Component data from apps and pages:

════════

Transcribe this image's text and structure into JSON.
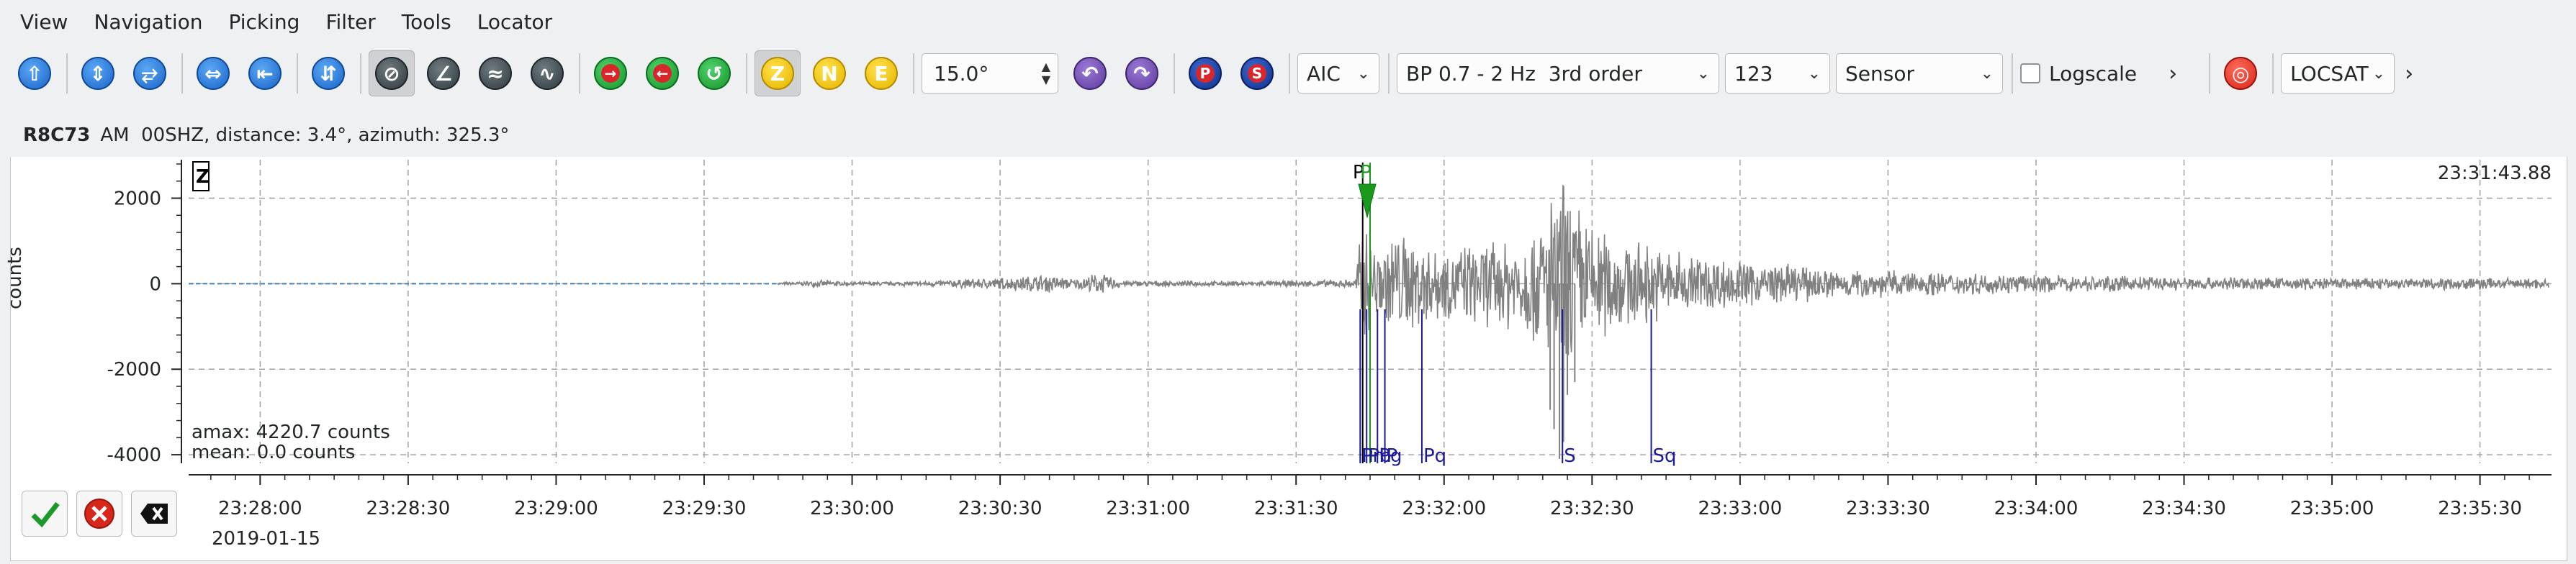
{
  "menubar": {
    "items": [
      "View",
      "Navigation",
      "Picking",
      "Filter",
      "Tools",
      "Locator"
    ]
  },
  "toolbar": {
    "z_label": "Z",
    "n_label": "N",
    "e_label": "E",
    "angle_value": "15.0°",
    "p_label": "P",
    "s_label": "S",
    "picker_value": "AIC",
    "filter_value": "BP 0.7 - 2 Hz  3rd order",
    "components_value": "123",
    "rotation_value": "Sensor",
    "logscale_label": "Logscale",
    "locator_value": "LOCSAT",
    "overflow_glyph": "›"
  },
  "trace": {
    "station": "R8C73",
    "info": "AM  00SHZ, distance: 3.4°, azimuth: 325.3°",
    "component_tag": "Z",
    "end_time": "23:31:43.88",
    "amax": "amax: 4220.7 counts",
    "mean": "mean: 0.0 counts",
    "ylabel": "counts",
    "date": "2019-01-15"
  },
  "chart_data": {
    "type": "line",
    "xlabel": "",
    "ylabel": "counts",
    "ylim": [
      -4200,
      2900
    ],
    "y_ticks": [
      "2000",
      "0",
      "-2000",
      "-4000"
    ],
    "y_tick_values": [
      2000,
      0,
      -2000,
      -4000
    ],
    "x_ticks": [
      "23:28:00",
      "23:28:30",
      "23:29:00",
      "23:29:30",
      "23:30:00",
      "23:30:30",
      "23:31:00",
      "23:31:30",
      "23:32:00",
      "23:32:30",
      "23:33:00",
      "23:33:30",
      "23:34:00",
      "23:34:30",
      "23:35:00",
      "23:35:30"
    ],
    "x_tick_seconds": [
      0,
      30,
      60,
      90,
      120,
      150,
      180,
      210,
      240,
      270,
      300,
      330,
      360,
      390,
      420,
      450
    ],
    "xlim_seconds": [
      -14.5,
      464.5
    ],
    "data_start_seconds": 105,
    "grid": true,
    "picks_top": [
      {
        "label": "P",
        "t": 223.5,
        "color": "#000000"
      },
      {
        "label": "P",
        "t": 225.0,
        "color": "#1a9a1a"
      }
    ],
    "picks_bottom": [
      {
        "label": "Pn",
        "t": 223.0
      },
      {
        "label": "Pb",
        "t": 224.3
      },
      {
        "label": "Pg",
        "t": 226.5
      },
      {
        "label": "P",
        "t": 228.0
      },
      {
        "label": "Pq",
        "t": 235.5
      },
      {
        "label": "S",
        "t": 264.0
      },
      {
        "label": "Sq",
        "t": 282.0
      }
    ],
    "envelope": [
      {
        "t": 105,
        "a": 30
      },
      {
        "t": 110,
        "a": 60
      },
      {
        "t": 115,
        "a": 90
      },
      {
        "t": 120,
        "a": 45
      },
      {
        "t": 135,
        "a": 70
      },
      {
        "t": 150,
        "a": 160
      },
      {
        "t": 160,
        "a": 240
      },
      {
        "t": 165,
        "a": 120
      },
      {
        "t": 170,
        "a": 280
      },
      {
        "t": 175,
        "a": 80
      },
      {
        "t": 200,
        "a": 60
      },
      {
        "t": 215,
        "a": 90
      },
      {
        "t": 222,
        "a": 120
      },
      {
        "t": 223.5,
        "a": 1900
      },
      {
        "t": 226,
        "a": 900
      },
      {
        "t": 230,
        "a": 1400
      },
      {
        "t": 240,
        "a": 900
      },
      {
        "t": 250,
        "a": 1100
      },
      {
        "t": 258,
        "a": 1400
      },
      {
        "t": 262,
        "a": 2300
      },
      {
        "t": 265,
        "a": 2800
      },
      {
        "t": 268,
        "a": 1800
      },
      {
        "t": 275,
        "a": 1200
      },
      {
        "t": 285,
        "a": 900
      },
      {
        "t": 300,
        "a": 600
      },
      {
        "t": 320,
        "a": 380
      },
      {
        "t": 340,
        "a": 300
      },
      {
        "t": 360,
        "a": 220
      },
      {
        "t": 390,
        "a": 180
      },
      {
        "t": 420,
        "a": 150
      },
      {
        "t": 450,
        "a": 160
      },
      {
        "t": 464,
        "a": 120
      }
    ],
    "deep_spikes": [
      {
        "t": 261.5,
        "v": -2950
      },
      {
        "t": 262.3,
        "v": -3400
      },
      {
        "t": 263.4,
        "v": -4100
      },
      {
        "t": 264.2,
        "v": -3700
      },
      {
        "t": 265.0,
        "v": -2600
      },
      {
        "t": 266.5,
        "v": -2300
      }
    ]
  }
}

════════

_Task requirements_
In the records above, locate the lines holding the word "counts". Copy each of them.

_Result of the exercise_
    "amax": "amax: 4220.7 counts",
    "mean": "mean: 0.0 counts",
    "ylabel": "counts",
    "ylabel": "counts",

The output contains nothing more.